Let’s dispel a few myths. Myth number one: Colleges that accept the SAT or ACT prefer one over the other. This one is easy--there is no favorite. Really. They don’t care. Students can take either a practice or a real version of both tests and find out which they like better or which yields higher scores (you can Google “SAT to ACT conversion scale” to find out how the scores compare to each other).
Myth number two: The ACT is easier. This is a little less clear-cut. What constitutes a “good score” for the SAT or ACT is determined on a curve based on how well you do in comparison to your peers. While it’s certainly true that some students will do better on either the SAT or ACT, the discrepancy is rarely very large; it is extremely unlikely that a student will score in the 99th percentile on one but only the 50th percentile on the other.
No one should feel obligated to take both tests, however. Certainly students should just focus on one if they feel they don’t have enough steam for both--there’s no sense in getting burned out and doing poorly on two tests when you can save your energy and do well on one. After all, test preparation--not to mention the test itself--can be a debilitating process in some cases.
Of course, there are always exceptions to any recommendations. There’s no substitute for doing the research by calling college admissions offices directly.
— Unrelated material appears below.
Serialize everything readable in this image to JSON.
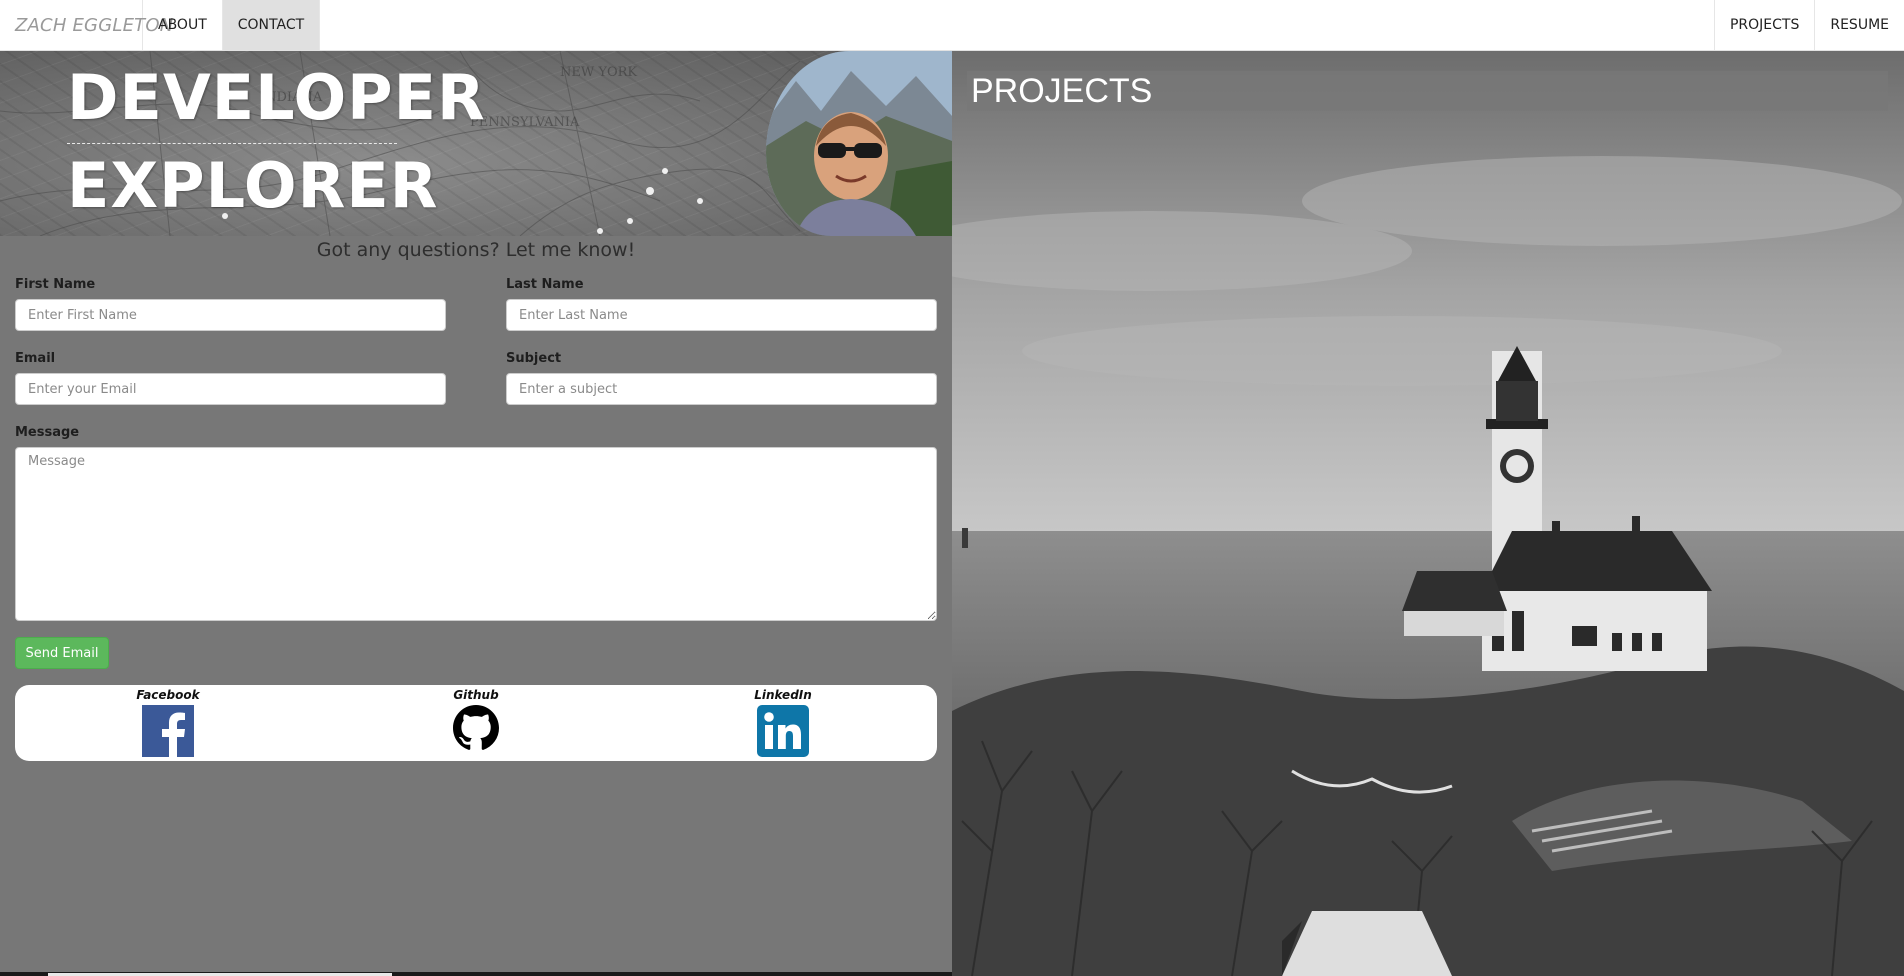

Today, a mom told me that her son was focusing on the ACT, even though he was scoring similarly on the SAT. Her rationale made sense: While Duke University required the SAT plus 2 SAT Subject Tests, Duke would waive the SAT Subject Test requirement for students who took the ACT. In the end, it’s a choice that should be made considering all of the factors: a student’s motivation, college requirements, score discrepancies, etc.